“But death doesn’t bother me as much, because I know where I am going when I die, and it would be better to die than to live life as a slave, never tasting freedom. ” Jason will exercise his freedom when he votes. “Some people say you have to vote for the Republican, or the Democrat will win,” he says, “But they are both liberal and I refuse to be forced to vote for a liberal. ” (Howard) Is there any way Jason would vote for a Republican? He answers that question with the following: I think the Republican Party is a lost cause for conservatives, unless somebody builds a robot Reagan and gives him unlimited terms.
Bush has disappointed me over and over. I don’t even want to really talk about him. I had such high hopes for his presidency but I am just sad about it. I’m not even mad, just sad. He did a few good things but nothing that the next president, whether McCain or Obama, won’t just undo in his first term. (Howard) While those who vote for Republicans generally see a Democratic win as the biggest danger to not voting, Jason thinks complacency is worse. He thinks that Americans have become so self-centered that they are complacent. “It’s the old Roman Bread and Circus argument,” he says.
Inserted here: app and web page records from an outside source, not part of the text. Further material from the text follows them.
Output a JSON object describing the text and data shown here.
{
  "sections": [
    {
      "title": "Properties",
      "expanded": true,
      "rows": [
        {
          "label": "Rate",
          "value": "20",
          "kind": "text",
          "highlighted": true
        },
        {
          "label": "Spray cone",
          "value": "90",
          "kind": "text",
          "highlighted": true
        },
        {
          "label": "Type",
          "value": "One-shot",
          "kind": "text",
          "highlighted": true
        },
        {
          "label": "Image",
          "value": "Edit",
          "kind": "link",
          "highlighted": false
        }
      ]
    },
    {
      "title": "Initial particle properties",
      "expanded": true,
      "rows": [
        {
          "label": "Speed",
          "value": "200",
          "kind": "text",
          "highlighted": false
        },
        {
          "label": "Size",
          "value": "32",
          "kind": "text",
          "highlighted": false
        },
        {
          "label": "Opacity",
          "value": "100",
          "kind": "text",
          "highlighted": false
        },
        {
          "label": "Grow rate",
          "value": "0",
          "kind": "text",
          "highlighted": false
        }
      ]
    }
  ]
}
“The Republicans and Democrats know that as long as they keep the majority of the masses fed and entertained they can do whatever they want with no consequences. ” Jason also relates to Barr on a personal level as well. Barr, feeling frustrated with the Republican Party, changed to a Libertarian during the 2004 election. Jason is similarly frustrated. Indeed, he says, “I find this election to be the most frustrating election I can remember. ” (Howard) Clearly, conservatives like Jason are pessimistic about the future of America. Are Democrats any more hopeful? Mexican-American political worker Elisha is.
“As a Christian, I do find the fact that Obama is pro-abortion disturbing,” says Elisha, “if he really is. ” But, says Elisha, “I really believe that Obama knows where the common man is coming from. ” McCain, he says, has always had it good, while Obama has worked his way to the top. “I’ve had to work like that, and he knows where I’m coming from,” says Elisha. But what will Obama do to change America? “Well, one of the problems that you can see in the economy is entitlements. ” (Ramirez) What does Elisha mean by entitlements? “A lot of people are getting benefits, and they’re not working for them.
That’s a problem. Obama is going to solve that problem. ” What is Obama’s plan to solve the problem of entitlements? “Well,” says Elisha. “He’s going to make a lot of new programs. ” Will they be programs that will require people to work for benefits? Elisha isn’t quite sure. “Just, a lot of new programs,” he says. “Obama is going to change the direction of America. ” (Ramirez) While Elisha doesn’t claim to know all the details of Obama’s plans, he is clearly optimistic. “I’ve had to deal with a foreclosure recently,” Elisha says. “And I’ve also been dealing with a divorce.
Time has been really tough and it just seems like a lot has fallen apart during these last eight years. ” It is nice, he says, to hear a message of change. “Sometimes,” he says, “I don’t really care what changes; I just really need things to be different right now. ” (Ramirez) And while Jason believes that the country will be the same whether or a Democrat or Republican is elected, Elisha believes that Obama will change the world.
Farris, Lynn. Personal Interview. 29 October 2008. Howard, Jason. Personal Interview. 30 October 2008. Ramirez, Elisha. Personal Interview. 29 October 2008.Sample Essay of Eduzaurus.com